A fire blanket is a fire-resistant blanket used to extinguish unwanted fires.
When you have a fire breakout that you need to put out, you throw the blanket on top.
The blanket will suffocate the fire.
You should always pack a fire blanket for a camping trip, especially if you take the family.
Since I started taking the kids to my outdoor adventures, safety became even more of a priority.
Things like fire blankets are now a must-have.
It’s also essential for teaching the young ones vital survival skills.
I will tell you what the fire blanket is used for in this text, so read on.
Fire Blanket Use
As you already know, the fire blanket is essential for extinguishing unwanted fires.
There are a few scenarios you can use the blanket while on an outdoor adventure.
Even if you are carrying a fire extinguisher, it’s always a good idea to bring a blanket too.
It offers additional safety in case the fire gets out of hand.
You can use the blanket when someone’s clothes catch fire.
You should immediately surround the person in the blanket.
After wrapping them, encourage the person to roll on the ground until there are no more flames.
Ensure their hands are appropriately wrapped inside the blanket.
These scenarios are common in camping trips, especially when you are setting up a firewood pit.
Try to keep the children at a safe distance from the fire.
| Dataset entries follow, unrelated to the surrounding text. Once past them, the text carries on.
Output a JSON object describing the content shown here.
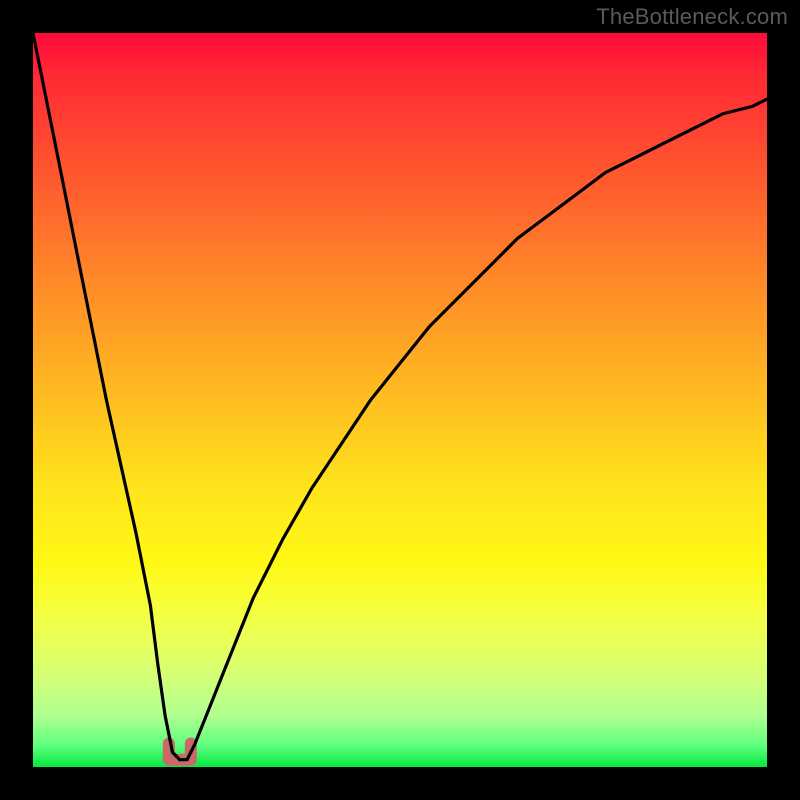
{
  "watermark": "TheBottleneck.com",
  "chart_data": {
    "type": "line",
    "title": "",
    "xlabel": "",
    "ylabel": "",
    "xlim": [
      0,
      100
    ],
    "ylim": [
      0,
      100
    ],
    "grid": false,
    "legend": false,
    "x": [
      0,
      2,
      4,
      6,
      8,
      10,
      12,
      14,
      16,
      17,
      18,
      19,
      20,
      21,
      22,
      24,
      26,
      28,
      30,
      34,
      38,
      42,
      46,
      50,
      54,
      58,
      62,
      66,
      70,
      74,
      78,
      82,
      86,
      90,
      94,
      98,
      100
    ],
    "series": [
      {
        "name": "bottleneck-curve",
        "values": [
          100,
          90,
          80,
          70,
          60,
          50,
          41,
          32,
          22,
          14,
          7,
          2,
          1,
          1,
          3,
          8,
          13,
          18,
          23,
          31,
          38,
          44,
          50,
          55,
          60,
          64,
          68,
          72,
          75,
          78,
          81,
          83,
          85,
          87,
          89,
          90,
          91
        ]
      }
    ],
    "marker": {
      "name": "optimal-region",
      "x_center": 20,
      "y": 1,
      "width": 3,
      "color": "#c96a6a"
    },
    "gradient_stops": [
      {
        "pos": 0,
        "color": "#ff0a3a"
      },
      {
        "pos": 20,
        "color": "#ff5a2e"
      },
      {
        "pos": 48,
        "color": "#ffb822"
      },
      {
        "pos": 72,
        "color": "#fff814"
      },
      {
        "pos": 88,
        "color": "#d2ff78"
      },
      {
        "pos": 100,
        "color": "#06e840"
      }
    ]
  }
}
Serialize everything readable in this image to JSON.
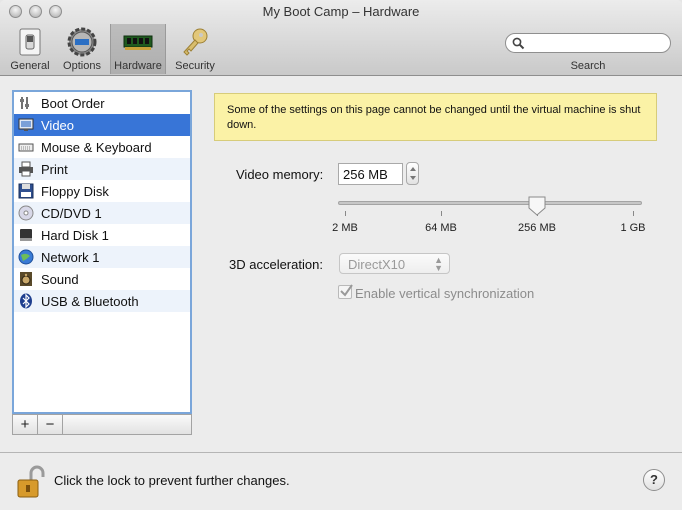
{
  "window": {
    "title": "My Boot Camp – Hardware"
  },
  "toolbar": {
    "buttons": [
      {
        "label": "General",
        "icon": "switch-icon"
      },
      {
        "label": "Options",
        "icon": "gear-icon"
      },
      {
        "label": "Hardware",
        "icon": "chip-icon",
        "selected": true
      },
      {
        "label": "Security",
        "icon": "key-icon"
      }
    ],
    "search_placeholder": "",
    "search_label": "Search"
  },
  "sidebar": {
    "items": [
      {
        "label": "Boot Order",
        "icon": "boot-order-icon"
      },
      {
        "label": "Video",
        "icon": "monitor-icon",
        "selected": true
      },
      {
        "label": "Mouse & Keyboard",
        "icon": "keyboard-icon"
      },
      {
        "label": "Print",
        "icon": "printer-icon"
      },
      {
        "label": "Floppy Disk",
        "icon": "floppy-disk-icon"
      },
      {
        "label": "CD/DVD 1",
        "icon": "cd-dvd-icon"
      },
      {
        "label": "Hard Disk 1",
        "icon": "hard-disk-icon"
      },
      {
        "label": "Network 1",
        "icon": "network-globe-icon"
      },
      {
        "label": "Sound",
        "icon": "speaker-icon"
      },
      {
        "label": "USB & Bluetooth",
        "icon": "bluetooth-icon"
      }
    ],
    "add_label": "+",
    "remove_label": "−"
  },
  "video": {
    "notice": "Some of the settings on this page cannot be changed until the virtual machine is shut down.",
    "memory_label": "Video memory:",
    "memory_value": "256 MB",
    "slider_ticks": [
      "2 MB",
      "64 MB",
      "256 MB",
      "1 GB"
    ],
    "slider_value_index": 2,
    "accel_label": "3D acceleration:",
    "accel_value": "DirectX10",
    "vsync_label": "Enable vertical synchronization",
    "vsync_checked": true
  },
  "footer": {
    "lock_text": "Click the lock to prevent further changes.",
    "help_label": "?"
  },
  "colors": {
    "selection": "#3875d7",
    "notice_bg": "#fbf2a6",
    "list_border": "#7aa6da"
  }
}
But in case this happens, have your fire blanket ready.
A fire blanket is also used to deal with cooking oil and fat fires.
If you were cooking and things turned for the worst, you should not use water to extinguish the oil fire.
If you are using a camping stove, turn off the heat source if possible before using the blanket.
You will need a fire blanket. Throw it on the fire pit and ensures it covers everything.
The fire will quickly go out without causing further damages.
The blanket can also be used to extinguish the campfire after your trip is over.
You should never leave a burning pit behind.
It can be dangerous for any wild animals present at the location, and it can cause a big wildfire.
Once you are done using the make-shift fire pit, cover it with the blanket.
Ensure the fire is entirely out before you hit the road.
What to Consider When Buying a Fire Blanket
Fire blankets are essential safety pieces for outdoor and indoor use.
For it to perform effectively, there are a few things you need to consider when buying, including:
Fire blankets are made with either silicone or fibreglass materials.
Both materials are effective, but it’s still worth considering.
The main reason you have to consider the material is when it affects the weight of the blanket.
Go for the lightweight material when you are going camping.
It will make moving around easier. A heavy fire blanket can be stressful, especially in an emergency.
If it’s too heavy to carry over the fire, it won’t be helpful.
Ensure you are buying a blanket you can easily carry and throw over the fire. But because this is a significant factor, most manufacturers provide lightweight blankets.
The blankets are also available in different sizes.
The common ones are one and two square metre fire blankets. But you will find larger ones too.
The one thing you have to think about when it comes to size is. The bigger the blanket, the more fire it’s capable of putting out.
If you carry a portable stove, grill or campfire in a can, a one or two-metre blanket will be okay.
Consider getting a larger blanket when you are using firewood from the campsite to set up a fire pit.
These fires are not easy to control. You may need a large piece to contain the fire outbreak.
What Is A Fire Blanket Used For?
A fire blanket is used to extinguish fires.
It’s used in the kitchen at home but can also be carried when camping and other outdoor adventures.
The main things you have to remember with a fire blanket are:
- What fire blankets are used for
- What to consider when buying a fire blanket
I am an independent safety and survival expert and consultant. I have over 15+ years of experience working with corporations and individuals to help identify, remediate and prepare for threats and and disasters. I help clients understand risks and blog about my thoughts and techniques at DisasterShelters.net